The key is, there has to be two-way communication or there will never be any agreement. And the best way to get someone to listen is to get them to talk about what you want them to listen to. They may be able to tune YOU out, but not many people can ignore themselves.
Take a Time-out
Another method is to simply defer the situation until everyone’s calmed down. You might say something like, “I think we both may be getting too emotional right now. I can see why you think there’s some merit in your argument, but until I calm down, I don’t think I can be objective enough to give it the thought it deserves, and I want to keep an open mind. Why don’t you recap your points for me one more time, so I can absorb the details, and we’ll get together tomorrow, so we can work this out?”
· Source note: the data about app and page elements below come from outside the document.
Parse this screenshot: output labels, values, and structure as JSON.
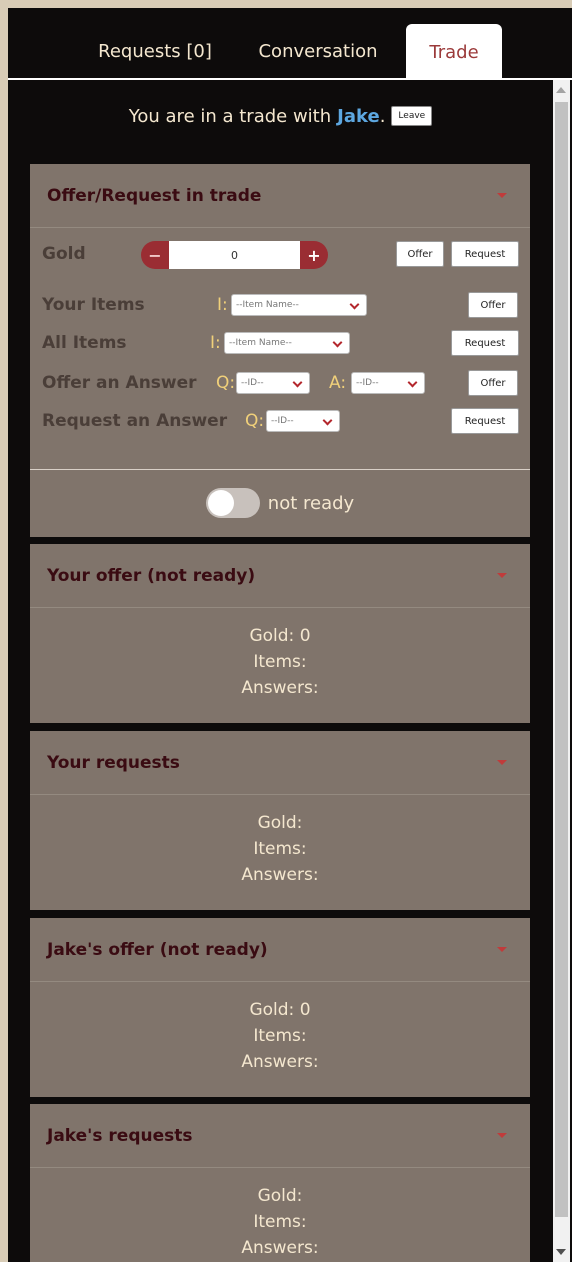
{
  "tabs": [
    {
      "label": "Requests [0]"
    },
    {
      "label": "Conversation"
    },
    {
      "label": "Trade"
    }
  ],
  "trade": {
    "prefix": "You are in a trade with",
    "partner": "Jake",
    "suffix": ".",
    "leave_label": "Leave"
  },
  "offer_panel": {
    "title": "Offer/Request in trade",
    "gold": {
      "label": "Gold",
      "value": "0",
      "minus": "−",
      "plus": "+",
      "offer": "Offer",
      "request": "Request"
    },
    "your_items": {
      "label": "Your Items",
      "prefix": "I:",
      "placeholder": "--Item Name--",
      "button": "Offer"
    },
    "all_items": {
      "label": "All Items",
      "prefix": "I:",
      "placeholder": "--Item Name--",
      "button": "Request"
    },
    "offer_answer": {
      "label": "Offer an Answer",
      "q": "Q:",
      "q_placeholder": "--ID--",
      "a": "A:",
      "a_placeholder": "--ID--",
      "button": "Offer"
    },
    "request_answer": {
      "label": "Request an Answer",
      "q": "Q:",
      "q_placeholder": "--ID--",
      "button": "Request"
    },
    "ready_label": "not ready"
  },
  "summaries": [
    {
      "title": "Your offer (not ready)",
      "gold": "Gold: 0",
      "items": "Items:",
      "answers": "Answers:"
    },
    {
      "title": "Your requests",
      "gold": "Gold:",
      "items": "Items:",
      "answers": "Answers:"
    },
    {
      "title": "Jake's offer (not ready)",
      "gold": "Gold: 0",
      "items": "Items:",
      "answers": "Answers:"
    },
    {
      "title": "Jake's requests",
      "gold": "Gold:",
      "items": "Items:",
      "answers": "Answers:"
    }
  ],
  "colors": {
    "accent": "#9b3a3a",
    "panel": "#80746b",
    "partner": "#5da7e0",
    "background": "#0d0b0b"
  }
}
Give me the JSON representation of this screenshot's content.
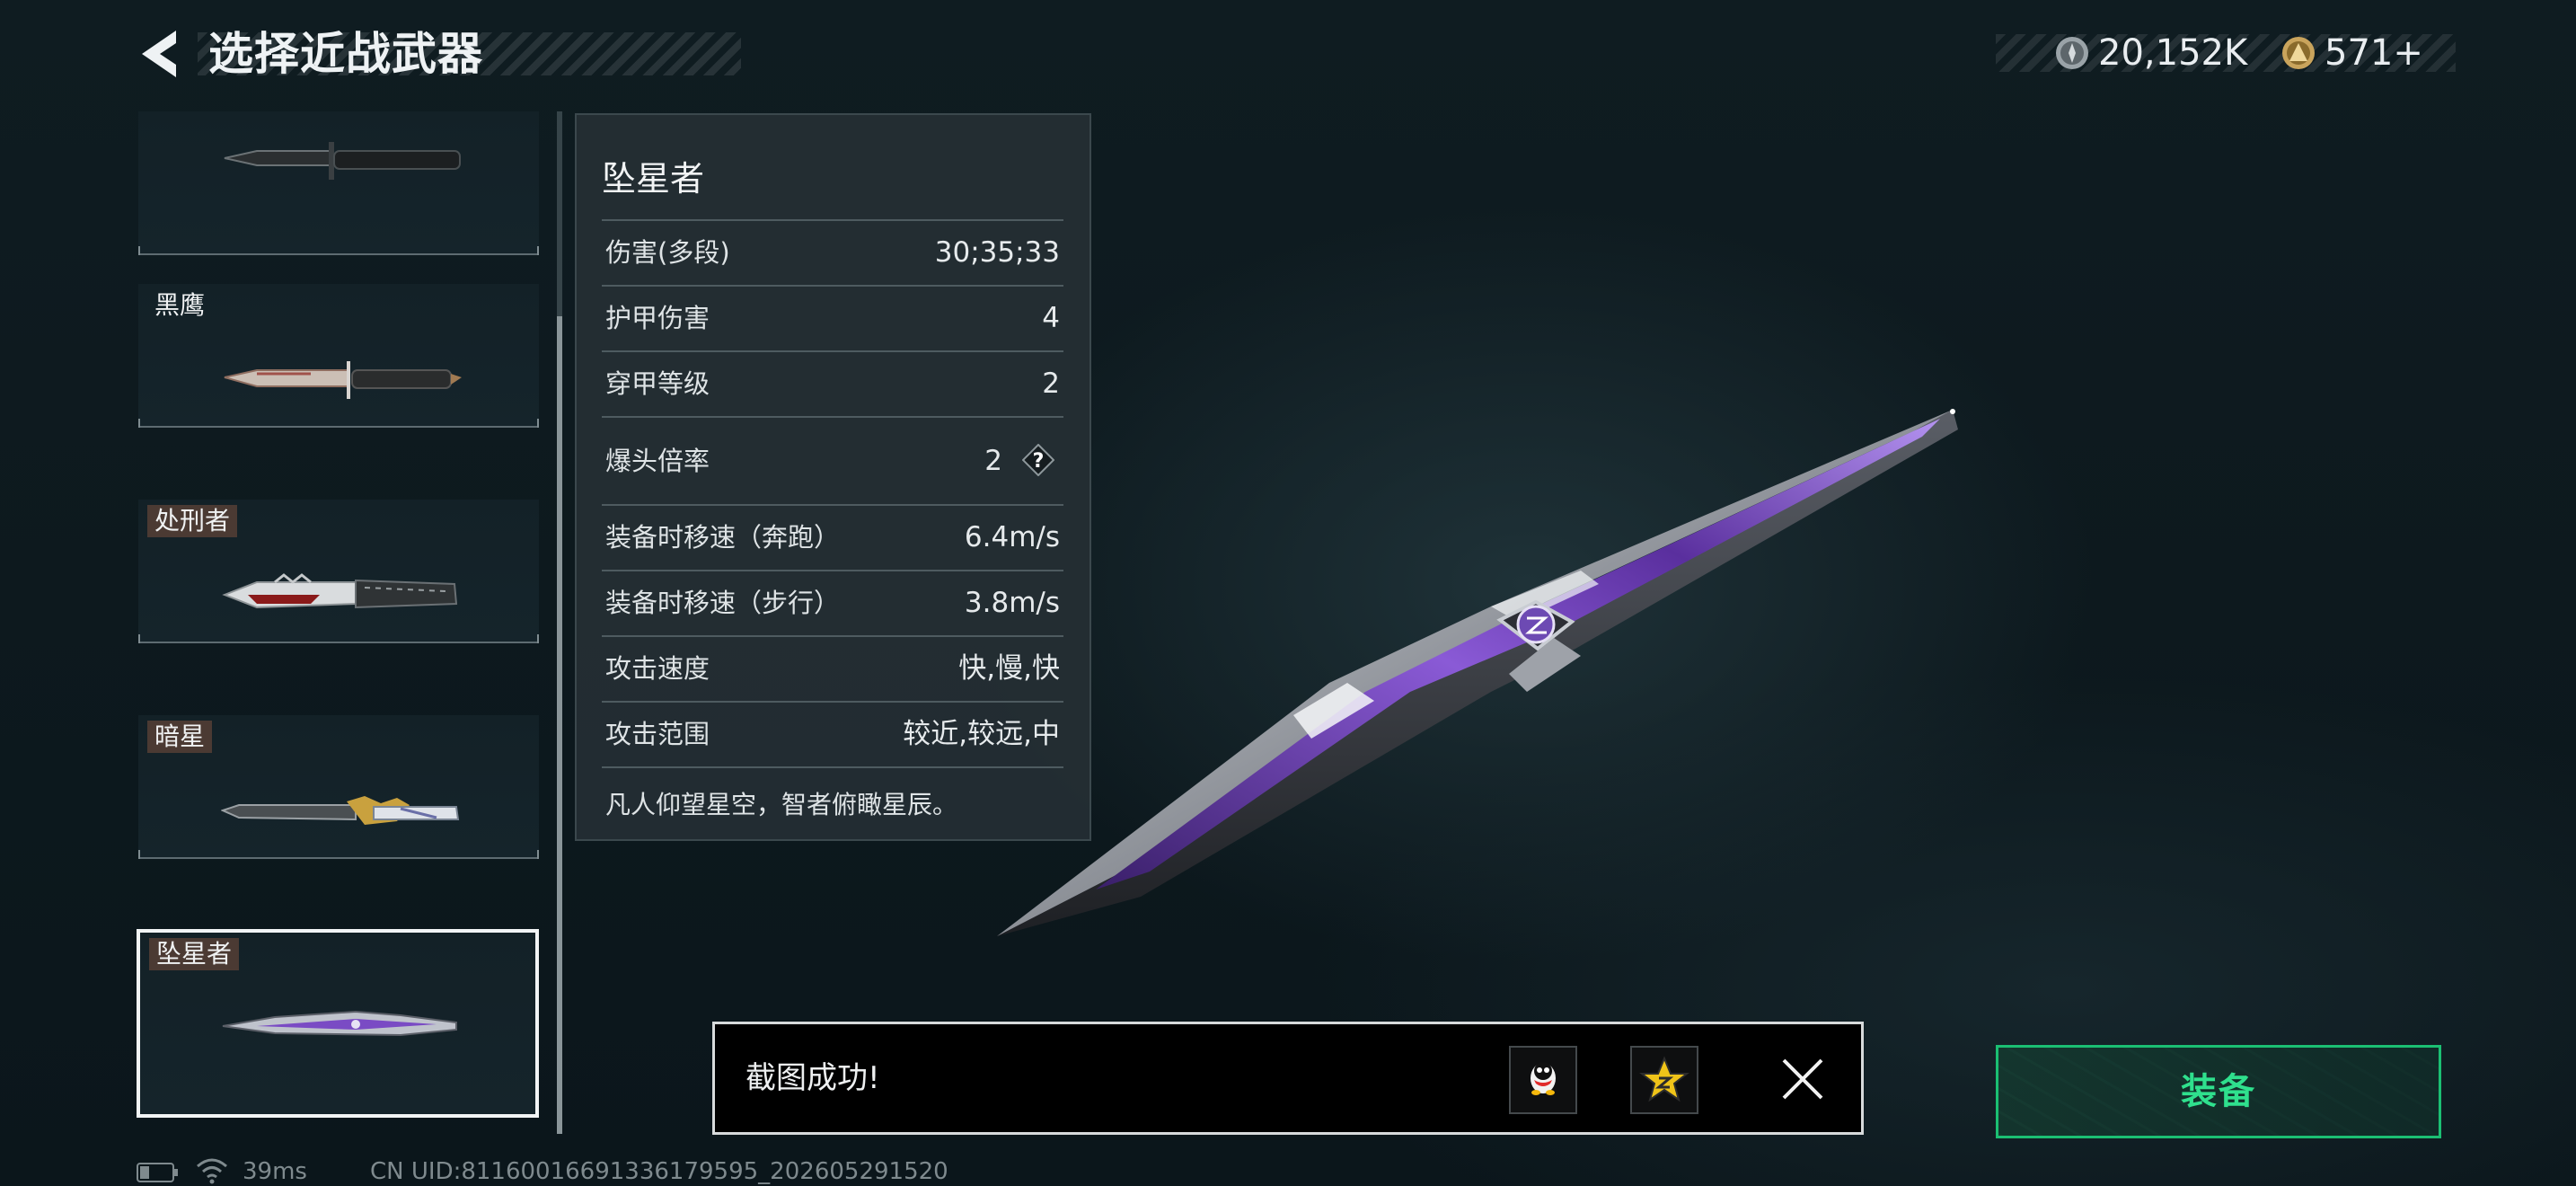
{
  "header": {
    "title": "选择近战武器",
    "currency_1": "20,152K",
    "currency_2": "571+"
  },
  "weapons": [
    {
      "name": "",
      "selected": false
    },
    {
      "name": "黑鹰",
      "selected": false
    },
    {
      "name": "处刑者",
      "selected": false
    },
    {
      "name": "暗星",
      "selected": false
    },
    {
      "name": "坠星者",
      "selected": true
    }
  ],
  "stats": {
    "title": "坠星者",
    "rows": [
      {
        "label": "伤害(多段)",
        "value": "30;35;33"
      },
      {
        "label": "护甲伤害",
        "value": "4"
      },
      {
        "label": "穿甲等级",
        "value": "2"
      },
      {
        "label": "爆头倍率",
        "value": "2"
      },
      {
        "label": "装备时移速（奔跑）",
        "value": "6.4m/s"
      },
      {
        "label": "装备时移速（步行）",
        "value": "3.8m/s"
      },
      {
        "label": "攻击速度",
        "value": "快,慢,快"
      },
      {
        "label": "攻击范围",
        "value": "较近,较远,中"
      }
    ],
    "help_glyph": "?",
    "description": "凡人仰望星空，智者俯瞰星辰。"
  },
  "toast": {
    "message": "截图成功!"
  },
  "equip_label": "装备",
  "status_bar": {
    "ping": "39ms",
    "uid": "CN UID:8116001669133617959​5_202605291520"
  },
  "colors": {
    "accent_green": "#2fe08d",
    "equip_border": "#1bbf73",
    "tag_bg": "#4b3a33",
    "blade_purple": "#7a4bc4"
  },
  "icons": [
    "back-arrow-icon",
    "silver-coin-icon",
    "gold-coin-icon",
    "help-icon",
    "qq-icon",
    "star-icon",
    "close-icon",
    "battery-icon",
    "wifi-icon"
  ]
}
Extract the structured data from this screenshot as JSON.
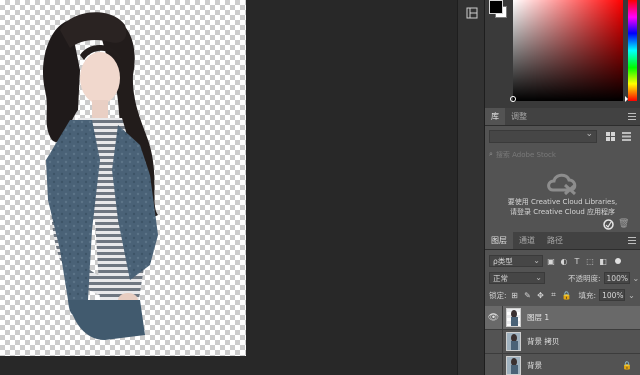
{
  "colors": {
    "workspace": "#282828",
    "panel": "#535353",
    "selected_layer": "#696969",
    "foreground": "#000000",
    "background": "#ffffff"
  },
  "icons": {
    "strip_1": "libraries-icon",
    "canvas_strip_2": "adjust-icon"
  },
  "library": {
    "tabs": [
      "库",
      "调整"
    ],
    "search_placeholder": "搜索 Adobe Stock",
    "message_line1": "要使用 Creative Cloud Libraries,",
    "message_line2": "请登录 Creative Cloud 应用程序"
  },
  "layers": {
    "tabs": [
      "图层",
      "通道",
      "路径"
    ],
    "filter_label": "ρ类型",
    "blend_mode": "正常",
    "opacity_label": "不透明度:",
    "opacity_value": "100%",
    "lock_label": "锁定:",
    "fill_label": "填充:",
    "fill_value": "100%",
    "items": [
      {
        "name": "图层 1",
        "visible": true,
        "selected": true
      },
      {
        "name": "背景 拷贝",
        "visible": false,
        "selected": false
      },
      {
        "name": "背景",
        "visible": false,
        "selected": false
      }
    ]
  }
}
Here, you’re hinting that they may have some valid points, but you’re not really committing to anything. You’re just getting a time-out, which will help to defuse the situation, while at the same time, you’re telling them that you want to work it out, and you’re giving them some hope that you might be swayed. In my experience, most people will go along with this.
Notice that I did say “most”. There’s the occasional hard-head that will just insist that he wants to deal with it “right now!” My response to that is, “Go right ahead. And I’ll do the same. Then, we can compare notes tomorrow.”
Having some hard-headedness thrown right back at them doesn’t always please them, but my attitude is, if there’s going to be any hard-headedness employed, it’s going to be on MY terms. Like any negotiation process, the key is to be in control. Lose that and you’ll lose the entire process.
Dealing with hard-heads do take a lot of self-control and proper strategy or else you’ll lose in the end. I like the strategy of just agreeing first with the hard-heads and let them think for themselves if what they think are really right.